Start of Provided entries

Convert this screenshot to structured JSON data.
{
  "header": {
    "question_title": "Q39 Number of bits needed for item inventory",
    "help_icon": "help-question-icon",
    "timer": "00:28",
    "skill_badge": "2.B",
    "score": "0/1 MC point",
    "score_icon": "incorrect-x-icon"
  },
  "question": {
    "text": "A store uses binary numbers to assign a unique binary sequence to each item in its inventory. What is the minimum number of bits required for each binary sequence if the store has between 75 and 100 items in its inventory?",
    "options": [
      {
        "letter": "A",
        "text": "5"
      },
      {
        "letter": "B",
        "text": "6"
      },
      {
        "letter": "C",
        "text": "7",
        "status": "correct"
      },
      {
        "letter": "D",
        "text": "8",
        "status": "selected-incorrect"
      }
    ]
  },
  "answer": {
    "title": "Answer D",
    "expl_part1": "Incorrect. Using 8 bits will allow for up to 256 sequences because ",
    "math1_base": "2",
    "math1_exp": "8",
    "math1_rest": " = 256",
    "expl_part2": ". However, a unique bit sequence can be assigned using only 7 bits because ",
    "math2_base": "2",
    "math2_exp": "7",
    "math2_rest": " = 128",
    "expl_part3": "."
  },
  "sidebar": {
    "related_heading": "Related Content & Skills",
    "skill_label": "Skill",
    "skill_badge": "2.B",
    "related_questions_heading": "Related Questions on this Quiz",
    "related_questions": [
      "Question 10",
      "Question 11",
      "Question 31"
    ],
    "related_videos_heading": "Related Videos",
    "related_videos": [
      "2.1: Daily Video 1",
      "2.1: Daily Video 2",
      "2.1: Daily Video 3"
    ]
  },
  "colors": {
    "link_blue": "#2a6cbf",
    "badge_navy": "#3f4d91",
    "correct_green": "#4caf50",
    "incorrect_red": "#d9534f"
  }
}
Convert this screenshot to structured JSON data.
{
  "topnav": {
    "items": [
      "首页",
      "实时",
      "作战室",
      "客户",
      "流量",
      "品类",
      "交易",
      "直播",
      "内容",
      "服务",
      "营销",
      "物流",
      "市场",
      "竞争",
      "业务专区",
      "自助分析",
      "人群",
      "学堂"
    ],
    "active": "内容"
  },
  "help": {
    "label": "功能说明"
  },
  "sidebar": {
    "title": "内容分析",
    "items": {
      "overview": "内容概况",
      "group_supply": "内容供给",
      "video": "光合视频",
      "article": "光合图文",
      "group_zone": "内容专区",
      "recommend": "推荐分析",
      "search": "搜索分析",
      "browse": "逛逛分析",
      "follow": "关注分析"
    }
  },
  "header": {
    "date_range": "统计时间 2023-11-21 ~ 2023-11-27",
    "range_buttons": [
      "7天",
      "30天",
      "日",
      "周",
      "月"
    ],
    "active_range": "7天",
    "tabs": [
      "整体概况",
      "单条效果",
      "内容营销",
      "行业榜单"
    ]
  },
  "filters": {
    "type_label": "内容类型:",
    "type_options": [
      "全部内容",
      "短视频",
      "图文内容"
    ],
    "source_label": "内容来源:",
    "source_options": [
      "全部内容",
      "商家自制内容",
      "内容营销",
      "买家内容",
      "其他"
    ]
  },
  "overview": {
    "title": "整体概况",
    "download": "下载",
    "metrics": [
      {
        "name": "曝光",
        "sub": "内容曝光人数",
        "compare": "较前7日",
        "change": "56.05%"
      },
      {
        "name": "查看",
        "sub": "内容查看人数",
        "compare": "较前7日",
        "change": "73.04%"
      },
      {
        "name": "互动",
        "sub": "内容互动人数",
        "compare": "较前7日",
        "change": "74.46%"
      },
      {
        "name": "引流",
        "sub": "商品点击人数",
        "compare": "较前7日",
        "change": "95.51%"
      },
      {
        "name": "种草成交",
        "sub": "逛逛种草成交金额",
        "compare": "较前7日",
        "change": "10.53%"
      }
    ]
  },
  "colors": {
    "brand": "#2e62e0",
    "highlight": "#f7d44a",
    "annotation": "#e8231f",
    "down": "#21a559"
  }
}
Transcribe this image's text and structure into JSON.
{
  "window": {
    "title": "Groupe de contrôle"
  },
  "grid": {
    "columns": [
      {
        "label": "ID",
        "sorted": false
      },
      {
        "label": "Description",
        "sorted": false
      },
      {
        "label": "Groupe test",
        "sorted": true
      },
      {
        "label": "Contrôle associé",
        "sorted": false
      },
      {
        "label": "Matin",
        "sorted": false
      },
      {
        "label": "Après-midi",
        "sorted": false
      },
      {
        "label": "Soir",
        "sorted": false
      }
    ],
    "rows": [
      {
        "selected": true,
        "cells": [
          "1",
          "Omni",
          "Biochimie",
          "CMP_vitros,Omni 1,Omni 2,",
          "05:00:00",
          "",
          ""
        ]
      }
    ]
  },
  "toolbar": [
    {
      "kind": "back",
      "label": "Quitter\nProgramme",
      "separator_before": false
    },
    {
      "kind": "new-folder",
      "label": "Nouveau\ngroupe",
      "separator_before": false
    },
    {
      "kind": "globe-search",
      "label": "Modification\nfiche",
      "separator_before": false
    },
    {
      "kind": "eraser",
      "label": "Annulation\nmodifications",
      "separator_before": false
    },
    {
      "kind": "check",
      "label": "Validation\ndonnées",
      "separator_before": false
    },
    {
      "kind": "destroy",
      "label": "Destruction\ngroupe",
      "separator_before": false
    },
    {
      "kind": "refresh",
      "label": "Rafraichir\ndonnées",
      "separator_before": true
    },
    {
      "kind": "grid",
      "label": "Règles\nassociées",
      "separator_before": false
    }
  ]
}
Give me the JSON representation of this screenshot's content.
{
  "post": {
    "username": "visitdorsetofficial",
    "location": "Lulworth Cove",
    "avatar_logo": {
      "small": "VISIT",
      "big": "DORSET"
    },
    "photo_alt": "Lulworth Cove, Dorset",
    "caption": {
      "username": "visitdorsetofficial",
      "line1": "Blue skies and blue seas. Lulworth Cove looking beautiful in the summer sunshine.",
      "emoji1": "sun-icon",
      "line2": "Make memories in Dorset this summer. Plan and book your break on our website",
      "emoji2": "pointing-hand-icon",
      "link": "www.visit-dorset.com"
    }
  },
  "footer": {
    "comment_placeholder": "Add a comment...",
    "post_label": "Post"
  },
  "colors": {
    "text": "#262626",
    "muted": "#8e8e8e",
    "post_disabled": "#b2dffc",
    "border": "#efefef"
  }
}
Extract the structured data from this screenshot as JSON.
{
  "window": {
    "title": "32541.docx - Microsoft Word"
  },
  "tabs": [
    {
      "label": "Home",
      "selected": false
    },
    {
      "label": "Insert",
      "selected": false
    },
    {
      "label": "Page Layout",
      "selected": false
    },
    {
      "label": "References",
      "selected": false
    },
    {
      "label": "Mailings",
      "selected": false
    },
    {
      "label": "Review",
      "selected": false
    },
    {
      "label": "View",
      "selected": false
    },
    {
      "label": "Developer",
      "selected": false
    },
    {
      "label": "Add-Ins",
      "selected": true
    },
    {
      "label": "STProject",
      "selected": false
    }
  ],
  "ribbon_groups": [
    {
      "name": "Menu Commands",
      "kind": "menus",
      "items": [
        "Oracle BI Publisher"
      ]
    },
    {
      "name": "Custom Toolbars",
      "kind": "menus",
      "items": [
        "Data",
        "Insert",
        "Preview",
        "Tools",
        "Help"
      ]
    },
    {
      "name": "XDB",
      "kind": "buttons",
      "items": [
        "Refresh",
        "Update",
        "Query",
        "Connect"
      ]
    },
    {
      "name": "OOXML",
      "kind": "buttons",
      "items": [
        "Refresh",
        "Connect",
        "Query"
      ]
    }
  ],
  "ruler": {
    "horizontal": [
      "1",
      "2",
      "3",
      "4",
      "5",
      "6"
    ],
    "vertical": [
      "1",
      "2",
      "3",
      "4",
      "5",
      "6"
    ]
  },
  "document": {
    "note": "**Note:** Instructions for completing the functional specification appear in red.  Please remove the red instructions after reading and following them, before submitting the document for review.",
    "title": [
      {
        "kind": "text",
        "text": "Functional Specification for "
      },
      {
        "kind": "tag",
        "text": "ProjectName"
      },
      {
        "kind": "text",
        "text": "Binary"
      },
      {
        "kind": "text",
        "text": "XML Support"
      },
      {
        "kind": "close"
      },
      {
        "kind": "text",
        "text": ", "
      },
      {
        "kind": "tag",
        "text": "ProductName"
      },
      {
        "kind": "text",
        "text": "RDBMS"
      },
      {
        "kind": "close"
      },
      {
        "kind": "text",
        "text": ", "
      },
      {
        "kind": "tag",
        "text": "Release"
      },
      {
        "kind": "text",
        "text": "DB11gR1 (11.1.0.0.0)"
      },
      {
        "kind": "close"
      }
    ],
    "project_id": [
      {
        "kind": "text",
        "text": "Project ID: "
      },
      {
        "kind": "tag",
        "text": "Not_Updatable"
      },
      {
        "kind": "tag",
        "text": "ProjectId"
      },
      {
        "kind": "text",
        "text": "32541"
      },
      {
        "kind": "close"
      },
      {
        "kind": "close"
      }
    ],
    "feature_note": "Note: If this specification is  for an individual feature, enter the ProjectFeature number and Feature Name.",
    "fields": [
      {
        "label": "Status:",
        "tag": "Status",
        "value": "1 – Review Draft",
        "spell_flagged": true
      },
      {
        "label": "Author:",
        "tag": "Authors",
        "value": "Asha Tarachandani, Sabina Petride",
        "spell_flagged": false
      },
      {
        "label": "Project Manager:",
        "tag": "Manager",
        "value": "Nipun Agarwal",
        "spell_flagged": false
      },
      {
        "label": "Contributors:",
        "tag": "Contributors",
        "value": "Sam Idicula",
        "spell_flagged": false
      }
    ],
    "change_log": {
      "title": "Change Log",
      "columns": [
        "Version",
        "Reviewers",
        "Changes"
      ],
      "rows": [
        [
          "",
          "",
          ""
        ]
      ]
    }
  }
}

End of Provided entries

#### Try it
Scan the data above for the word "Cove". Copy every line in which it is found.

#### Solution for this exercise
    "location": "Lulworth Cove",
    "photo_alt": "Lulworth Cove, Dorset",
      "line1": "Blue skies and blue seas. Lulworth Cove looking beautiful in the summer sunshine.",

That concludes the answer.